The tiger did not eat him, which is the only way I can think of that he would have been one with the tiger. After all, this tiger lives in New York. New Yorkers know the difference between good food and garbage.
What is it about tigers? Whether we love them or hate them, cats are admired for their beauty, agility, ferocity. And tigers are the biggest cats in the world. They are orange. Orange is outrageous. A tiger is even the star of Jane of the Jungle:
"Everything's gone to sh*t, and now I'm discussing theology with a tiger." (Jane of the Jungle, p. 83) When Jane meets Sadji, her life has taken not one but several turns for the weird. As if all living could be pressed into a sewing thimble, she has experienced more in the last month than in sixty years. And who could help her sort it out but a tiger? No other creature is majestic enough to hold so much.
What if tigers could think the way we do? Or communicate?
The conversation at the Bronx Zoo might have gone something like:
"Check it out, guys, a gift from the sky."
"Does he have a key?"
"Let me drag him around for a while and see if it falls out of his pocket."
"I would never eat anything that stupid."
"Me neither. Hey, someone's calling you. Maybe they have something worth eating."
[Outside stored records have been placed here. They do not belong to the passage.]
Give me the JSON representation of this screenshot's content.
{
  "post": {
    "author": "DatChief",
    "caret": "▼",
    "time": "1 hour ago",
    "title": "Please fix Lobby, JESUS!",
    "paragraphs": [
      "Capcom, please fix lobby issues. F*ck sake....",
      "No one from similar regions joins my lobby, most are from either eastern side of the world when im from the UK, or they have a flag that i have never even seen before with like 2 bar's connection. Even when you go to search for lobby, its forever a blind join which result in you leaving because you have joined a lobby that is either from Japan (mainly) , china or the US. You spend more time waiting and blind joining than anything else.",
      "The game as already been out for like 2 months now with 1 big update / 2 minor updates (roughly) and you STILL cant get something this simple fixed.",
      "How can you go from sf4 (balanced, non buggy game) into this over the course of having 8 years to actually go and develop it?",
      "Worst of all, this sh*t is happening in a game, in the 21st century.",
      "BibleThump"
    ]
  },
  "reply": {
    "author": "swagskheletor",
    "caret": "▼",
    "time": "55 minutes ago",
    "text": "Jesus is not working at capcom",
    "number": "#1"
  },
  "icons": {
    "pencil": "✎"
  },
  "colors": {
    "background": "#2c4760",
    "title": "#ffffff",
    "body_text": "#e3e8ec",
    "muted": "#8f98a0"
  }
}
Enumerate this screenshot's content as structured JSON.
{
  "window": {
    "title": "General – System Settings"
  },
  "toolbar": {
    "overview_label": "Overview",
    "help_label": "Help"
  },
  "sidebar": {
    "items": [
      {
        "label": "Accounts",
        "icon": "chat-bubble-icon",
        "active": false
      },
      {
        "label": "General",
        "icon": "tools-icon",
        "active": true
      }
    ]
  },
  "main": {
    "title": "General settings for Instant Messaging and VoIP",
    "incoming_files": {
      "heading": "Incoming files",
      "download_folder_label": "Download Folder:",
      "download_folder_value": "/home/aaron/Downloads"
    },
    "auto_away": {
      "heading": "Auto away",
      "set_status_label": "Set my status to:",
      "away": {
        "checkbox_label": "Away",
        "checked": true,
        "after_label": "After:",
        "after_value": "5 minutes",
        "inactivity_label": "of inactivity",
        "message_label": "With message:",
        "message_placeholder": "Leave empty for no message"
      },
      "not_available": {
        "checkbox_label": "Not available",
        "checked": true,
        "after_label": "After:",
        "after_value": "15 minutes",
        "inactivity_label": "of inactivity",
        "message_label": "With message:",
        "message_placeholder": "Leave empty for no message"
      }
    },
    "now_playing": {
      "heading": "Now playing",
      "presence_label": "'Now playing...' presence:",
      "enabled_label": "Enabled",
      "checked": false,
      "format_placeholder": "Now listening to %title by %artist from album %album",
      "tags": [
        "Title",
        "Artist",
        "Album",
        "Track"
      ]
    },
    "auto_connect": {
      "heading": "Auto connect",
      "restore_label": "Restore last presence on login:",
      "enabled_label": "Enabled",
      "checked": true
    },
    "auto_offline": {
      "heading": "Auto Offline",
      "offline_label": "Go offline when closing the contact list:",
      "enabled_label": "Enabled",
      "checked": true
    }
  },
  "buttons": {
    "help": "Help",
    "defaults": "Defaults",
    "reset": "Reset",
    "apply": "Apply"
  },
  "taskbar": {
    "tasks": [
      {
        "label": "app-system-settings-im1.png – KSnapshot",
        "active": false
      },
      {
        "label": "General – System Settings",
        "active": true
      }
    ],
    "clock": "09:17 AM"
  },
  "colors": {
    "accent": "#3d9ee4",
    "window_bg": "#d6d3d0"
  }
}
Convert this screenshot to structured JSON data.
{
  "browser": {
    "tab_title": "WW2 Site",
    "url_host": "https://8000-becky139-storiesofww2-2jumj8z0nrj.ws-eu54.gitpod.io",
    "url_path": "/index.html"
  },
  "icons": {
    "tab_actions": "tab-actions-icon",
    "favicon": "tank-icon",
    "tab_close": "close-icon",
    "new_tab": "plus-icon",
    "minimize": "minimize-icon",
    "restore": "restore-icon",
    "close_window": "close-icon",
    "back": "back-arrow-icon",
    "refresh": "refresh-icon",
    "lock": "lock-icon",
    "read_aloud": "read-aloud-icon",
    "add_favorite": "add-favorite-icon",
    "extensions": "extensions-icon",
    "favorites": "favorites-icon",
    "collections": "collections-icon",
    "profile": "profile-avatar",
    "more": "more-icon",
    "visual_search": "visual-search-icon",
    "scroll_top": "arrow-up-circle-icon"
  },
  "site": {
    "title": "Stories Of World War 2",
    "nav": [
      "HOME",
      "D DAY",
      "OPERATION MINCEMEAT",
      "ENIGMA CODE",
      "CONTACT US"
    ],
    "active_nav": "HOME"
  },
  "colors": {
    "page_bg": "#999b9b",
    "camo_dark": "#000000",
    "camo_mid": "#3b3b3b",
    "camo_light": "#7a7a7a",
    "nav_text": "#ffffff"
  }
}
Sadji, Jane of the Jungle's friend, would no doubt have a similar opinion. "Perhaps the man thought he could fly," he might have thought. "Humans, you know, are capable of some pretty outlandish beliefs."